Two months ago, Governor Bruce Rauner emerged from the Quincy Veterans’ Home and promised action to solve the constant Legionnaires’ outbreaks, including the replacement of plumbing at the home. How’s progress? Well, Rauner and his administration spent the past two days contradicting themselves on what they arethinking about doing.
Rauner’s Director of Veterans’ Affairs told a legislative committee Monday that the state planned on rebuilding some dorms over five years and rejected Rauner’s original idea of replacing piping, saying it would “would just not be worth the effort.” By that afternoon, Rauner’s spokesperson contradicted the Director and said that replacing plumbing was still on the table.

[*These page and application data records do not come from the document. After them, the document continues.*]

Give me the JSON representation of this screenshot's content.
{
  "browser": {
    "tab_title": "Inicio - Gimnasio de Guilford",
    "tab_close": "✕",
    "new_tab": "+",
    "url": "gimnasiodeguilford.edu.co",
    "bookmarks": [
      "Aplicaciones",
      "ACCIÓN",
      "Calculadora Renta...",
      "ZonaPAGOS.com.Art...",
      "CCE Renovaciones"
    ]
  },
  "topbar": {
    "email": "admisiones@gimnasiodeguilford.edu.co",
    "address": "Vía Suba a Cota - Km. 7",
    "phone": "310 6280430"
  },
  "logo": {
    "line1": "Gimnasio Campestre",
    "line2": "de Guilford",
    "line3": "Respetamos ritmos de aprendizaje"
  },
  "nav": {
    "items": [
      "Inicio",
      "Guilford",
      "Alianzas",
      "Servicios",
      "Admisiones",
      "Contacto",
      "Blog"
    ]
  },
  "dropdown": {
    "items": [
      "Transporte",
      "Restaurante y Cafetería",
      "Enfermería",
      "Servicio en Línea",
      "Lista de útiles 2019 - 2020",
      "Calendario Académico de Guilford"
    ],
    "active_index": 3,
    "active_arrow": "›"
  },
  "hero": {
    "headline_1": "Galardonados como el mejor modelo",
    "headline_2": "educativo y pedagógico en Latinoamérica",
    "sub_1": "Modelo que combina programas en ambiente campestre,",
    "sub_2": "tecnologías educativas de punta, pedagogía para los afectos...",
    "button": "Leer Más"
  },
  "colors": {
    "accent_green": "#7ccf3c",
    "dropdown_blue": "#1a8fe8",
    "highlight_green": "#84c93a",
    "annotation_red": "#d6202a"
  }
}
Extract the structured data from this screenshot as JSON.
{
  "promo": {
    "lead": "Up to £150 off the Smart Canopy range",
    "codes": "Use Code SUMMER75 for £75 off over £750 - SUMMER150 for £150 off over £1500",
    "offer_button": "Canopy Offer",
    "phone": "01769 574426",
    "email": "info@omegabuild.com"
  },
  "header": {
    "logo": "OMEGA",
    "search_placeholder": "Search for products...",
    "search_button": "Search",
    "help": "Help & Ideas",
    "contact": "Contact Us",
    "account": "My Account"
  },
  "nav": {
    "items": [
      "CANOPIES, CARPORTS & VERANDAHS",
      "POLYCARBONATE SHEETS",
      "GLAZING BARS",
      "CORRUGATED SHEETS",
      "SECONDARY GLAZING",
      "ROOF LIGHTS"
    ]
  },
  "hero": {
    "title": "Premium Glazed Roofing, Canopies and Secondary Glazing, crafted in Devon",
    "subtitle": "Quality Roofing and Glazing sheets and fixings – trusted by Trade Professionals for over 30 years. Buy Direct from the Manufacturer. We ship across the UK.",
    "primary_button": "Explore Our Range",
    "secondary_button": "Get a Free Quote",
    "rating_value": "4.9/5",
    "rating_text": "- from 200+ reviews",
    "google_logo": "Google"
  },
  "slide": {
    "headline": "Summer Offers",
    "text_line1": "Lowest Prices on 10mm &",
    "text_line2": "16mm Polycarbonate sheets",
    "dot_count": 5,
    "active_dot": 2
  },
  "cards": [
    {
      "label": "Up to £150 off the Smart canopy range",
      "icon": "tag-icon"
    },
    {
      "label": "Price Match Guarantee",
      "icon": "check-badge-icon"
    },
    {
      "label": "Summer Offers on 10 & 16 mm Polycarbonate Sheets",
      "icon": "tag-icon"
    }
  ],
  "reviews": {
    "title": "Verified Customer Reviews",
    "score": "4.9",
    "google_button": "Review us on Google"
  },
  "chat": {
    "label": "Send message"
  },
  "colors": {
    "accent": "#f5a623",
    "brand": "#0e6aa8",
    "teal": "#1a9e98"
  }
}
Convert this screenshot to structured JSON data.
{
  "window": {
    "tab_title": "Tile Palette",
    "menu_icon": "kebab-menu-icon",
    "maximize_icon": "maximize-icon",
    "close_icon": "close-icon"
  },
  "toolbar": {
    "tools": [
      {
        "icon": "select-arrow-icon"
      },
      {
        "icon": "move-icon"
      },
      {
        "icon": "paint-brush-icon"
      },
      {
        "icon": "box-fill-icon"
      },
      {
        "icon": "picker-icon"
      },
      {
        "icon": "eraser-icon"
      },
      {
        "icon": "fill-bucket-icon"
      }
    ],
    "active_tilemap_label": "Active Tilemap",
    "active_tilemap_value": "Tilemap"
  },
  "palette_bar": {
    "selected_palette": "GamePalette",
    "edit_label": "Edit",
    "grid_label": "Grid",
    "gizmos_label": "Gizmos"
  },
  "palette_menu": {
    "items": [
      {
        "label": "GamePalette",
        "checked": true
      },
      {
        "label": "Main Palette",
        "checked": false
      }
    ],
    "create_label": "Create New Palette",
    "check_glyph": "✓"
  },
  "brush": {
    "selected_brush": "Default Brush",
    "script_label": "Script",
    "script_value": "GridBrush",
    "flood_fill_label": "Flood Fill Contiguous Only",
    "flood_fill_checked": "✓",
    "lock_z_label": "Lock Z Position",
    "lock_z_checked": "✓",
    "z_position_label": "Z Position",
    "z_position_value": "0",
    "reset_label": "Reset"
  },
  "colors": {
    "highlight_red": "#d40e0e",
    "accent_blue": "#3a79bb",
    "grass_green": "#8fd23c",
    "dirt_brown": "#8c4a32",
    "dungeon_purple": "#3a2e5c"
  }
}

Appearing before reporters yesterday, Rauner said the administration was still considering everything and even talked about moving residents out of the home, even though he seemed to reject the idea in the same sentence (watch here):
Rauner: “So now we’re going to look beyond that. We may look at completely replacing some of the homes there, completely replacing entire plumbing systems, we’re going to leave no stone unturned. We’re going to do whatever it takes. […]
Quincy: “Are you leaning towards either plumbing or resident replacement at this point?”
Rauner: “Well, all those are on the table. We’ve even continued to consider whether we just move veterans into a completely different place. The challenge with that is that they’re very vulnerable, They’re very frail. Very elderly. And this is their home. This is like a family for them. So, you can’t just rip people out of their home and put them in a completely different place. The health risk of doing that is very substantial. The risk of falling. The risk of being disoriented, of being disrupted in their rhythms of their life. So, no health experts have said you should just move everyone out of there like some have claimed. So, we’re going to study it. We’re going to keep working. And we’re gonna do whatever it takes.”
Two months later, and Rauner’s administration is not on the same page.
“After botching the response to the Quincy outbreak, it is no surprise that Bruce Rauner’s administration is not even on the same page when it comes to developing a plan,” said DGA Illinois Communications Director Sam Salustro. “Rauner has claimed time and time again that his team is on top of the situation at Quincy, but their actions speak louder than words.”